Looks like I’m screwed then!
Go by how your clothes fit: Get on some trousers (non-elastic) etc. See how they fit? Are they getting looser around the waste? Then you are heading in the right direction. Are they getting tighter? Go back and check your calorie intake.
Mirror: Look in the mirror. You are the best measuring device to know how you’re doing.
Measuring tape: Measure around the hip and waste and write down the results once every couple of weeks or even better once a month. If the measurement is getting lower, you’re on point. If it’s going up, go back and check your calorie intake.
Scales: If you must use the scales, then remember to change your mindset about what the scales tell you. It’s body weight not body fat. Only weigh yourself once every couple of weeks or even once a month. Just make sure the scales are on the same flat surface used the week before. Weigh yourself the same time of day, preferably when you get up in the morning.
Keep it simple
Don’t over complicate things. Eat mostly whole good foods, exercise a few times a week, sleep well, stay hydrated. Be patient, it will happen!
Woman Should Lift!
We see it in every gym. Men hogging the free weights grunting and groaning like their lives depending on them making caveman noises. While the women…not all, can be seen hitting the cross rower or treadmill. If you’re lucky you may see some women hitting the resistance machines and maybe picking up some dumbbells. I know this is just a generalisation but it’s a sad fact too many females are missing out on a wonderful way to get strong and fitter with the use of free weights.
Why is this the case?
Many women are intimidated by the resistance/free weight area. They avoid it and rather go to the cardio section or join a pump class. It’s the fear of the unknown and feeling they are doing something wrong, could be one of the reasons. You may not be sure you are doing things correctly. Another reason could be that the guys tend to hog the weights section and tend to take over, claiming the area like a dog cocking it’s leg up the neighbour tree.
Resistance to lose weight?

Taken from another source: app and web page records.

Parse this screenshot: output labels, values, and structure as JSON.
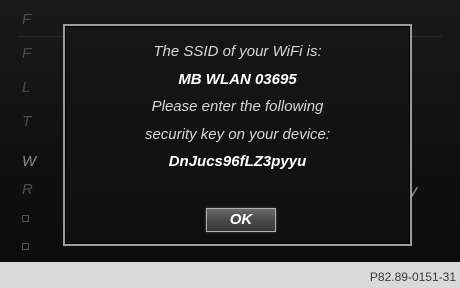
{
  "dialog": {
    "line1": "The SSID of your WiFi is:",
    "ssid": "MB WLAN 03695",
    "line3": "Please enter the following",
    "line4": "security key on your device:",
    "security_key": "DnJucs96fLZ3pyyu",
    "ok_label": "OK"
  },
  "background": {
    "right_text": "Key"
  },
  "footer": {
    "reference_code": "P82.89-0151-31"
  }
}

The fact is, training with weights is the best way to lose weight. Period. By creating lean muscle, you speed up your metabolism as lean body mass need the calories you to feed them! So instead of storing excess calories, you are making your body use them to repair the muscles after a workout.

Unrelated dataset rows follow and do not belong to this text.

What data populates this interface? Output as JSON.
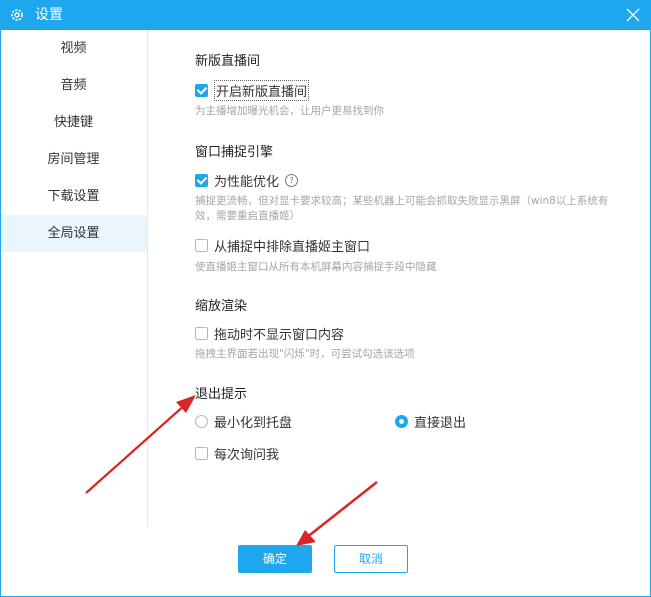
{
  "window": {
    "title": "设置",
    "icons": {
      "settings": "gear-icon",
      "close": "close-icon"
    }
  },
  "sidebar": {
    "items": [
      {
        "label": "视频"
      },
      {
        "label": "音频"
      },
      {
        "label": "快捷键"
      },
      {
        "label": "房间管理"
      },
      {
        "label": "下载设置"
      },
      {
        "label": "全局设置",
        "active": true
      }
    ]
  },
  "sections": {
    "new_room": {
      "title": "新版直播间",
      "option": "开启新版直播间",
      "checked": true,
      "desc": "为主播增加曝光机会，让用户更易找到你"
    },
    "capture": {
      "title": "窗口捕捉引擎",
      "option1": "为性能优化",
      "option1_checked": true,
      "help_icon": "?",
      "desc1": "捕捉更流畅，但对显卡要求较高；某些机器上可能会抓取失败显示黑屏（win8以上系统有效，需要重启直播姬）",
      "option2": "从捕捉中排除直播姬主窗口",
      "option2_checked": false,
      "desc2": "使直播姬主窗口从所有本机屏幕内容捕捉手段中隐藏"
    },
    "scaling": {
      "title": "缩放渲染",
      "option": "拖动时不显示窗口内容",
      "checked": false,
      "desc": "拖拽主界面若出现\"闪烁\"时，可尝试勾选该选项"
    },
    "exit": {
      "title": "退出提示",
      "radio1": "最小化到托盘",
      "radio1_checked": false,
      "radio2": "直接退出",
      "radio2_checked": true,
      "option": "每次询问我",
      "checked": false
    }
  },
  "footer": {
    "ok": "确定",
    "cancel": "取消"
  },
  "colors": {
    "accent": "#1fa7ee",
    "annotation": "#d92525",
    "sidebar_active": "#eaf5fd"
  }
}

It needs to change
Things may be changing in our gyms, but not fast enough. Staff at these gyms should be encouraging their female members to use these machines and free weights and educating them on where to start and how to lift in a safe way. Give them the tools to go away and be confident within the resistance areas.
Don’t be afraid of asking the staff to guide you to helping you achieve a safe, effective use of resistance machines and free weights. You can also look around the gym floor and observe how other people are using the equipment. Book some personal training sessions at the gym, make use of their experience and knowledge to help you to reach your goals. Don’t forget the power of YouTube! There are plenty of people offering tips on how the lift, push and pull. My personal favourite is ScottHermanfitness who has a wealth of videos on training every part of your body.
Not sure still? Hit the machine weights.
Most stationary machines usually have instructions on how to use them and are safer to use than free weights. This is because they are set up to perform a specific movement. If you have read the blurb attached to it. Just remember to make sure the weight pin is set to a light weight and give it a go. Think about what joints you are using and what muscles are being worked. Do three sets of ten reps and next week increase the reps to eleven or twelve and so on. When you’re hitting up to fifteen reps, think about taking the weight up a little.
Remember that every part of the gym should be open to everyone! Don’t let part of the building become a no-go area. You could be that female that gets other to try a large part of the gym that a cross trainer cannot compete with.